Coffee was a Dancing Goats blend from Kavarna with an extra shot of Espresso, the desultory chatter of buyers and vendors for music. It's just shy of 1:00 pm on Day 2 of the Atlanta's Mart, and it's not over till it's over. That said, it feels over. Down the aisle from me are a lovely couple who do handcarved wooden picture frames, and they haven't yet written an order. Next to them is a jeweler who creates exquisite high-end torchworked glass jewelry, again, zip. Almost zilch and nada are right around the corner from them by me. The jeweler next door is closed today for Sabbath, the potters across the aisle have written an order, and I have plenty of time to blog--no orders so far today. But it isn't over till it's over.

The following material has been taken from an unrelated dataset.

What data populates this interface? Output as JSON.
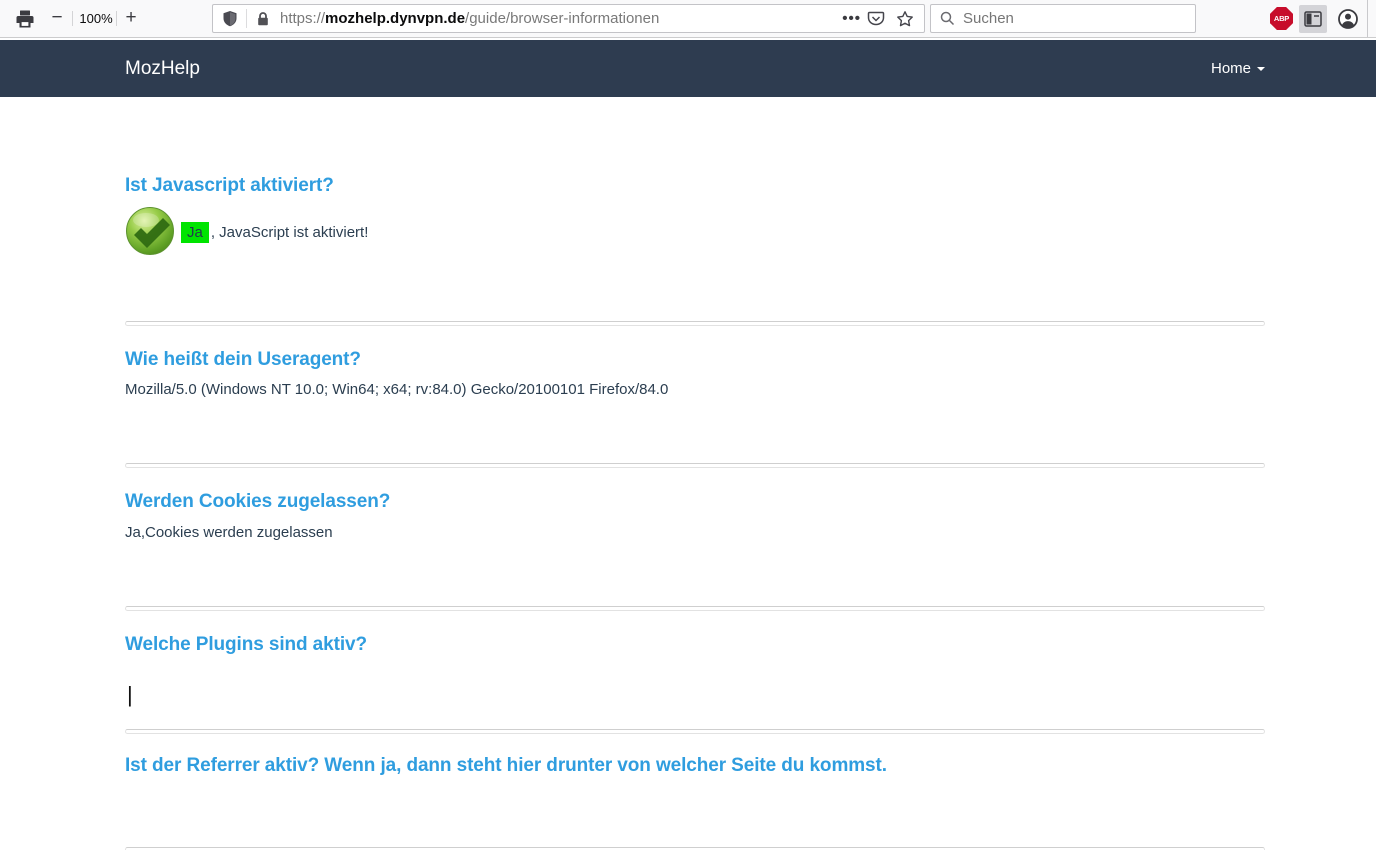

Doing a show it's sometimes very hard to keep the bigger picture in sight. We focus so much on immediate goals for the show--this many line sheeets distributed, this many orders written--that we can fall into despair if the reality doesn't meet our expectations. But it's not just about one show--and it's not all about the sales at the show. As a business person, I have to evaluate success on so much more than sales. Did I introduce a lot of prospective buyers to my work? Did I build interest in and future sales momentum for it by doing the show? Most important, can I afford to consider the entire show cost an advertising expense instead of a revenue-generating activity? Now wrap your head around that concept.
If you are relying on sales from a show to make the rent, the inevitable desperation oozing from your pores on day 2 with no sales cannot help but drive buyers away from your booth. Sure, the determined buyer will most likely place an order from you no matter what, but there are too few of them. The orders I have written from this show have been evenly distributed between people who are drawn in by the laughing and banter who end up seeing the one thing I have that fits their shops, and people who see the work form a distance and come in expressly to buy. That trend may be because it's the expensive work that's most visible and the affordable work that you practically have to be on top of to see. Whatever, it's the attitude that counts.
That's probably enough for today. Time to work on order entry, the website, all the other things I can do while pleasantly smiling at passersby. The mermaid and fish at the top is one of my favorite new pieces Todd did yesterday, and I am about ready to put on the crown above and march up and down the aisles with a sceptre anointing people as buyers for Siyeh Studio... Wait, Todd could do that...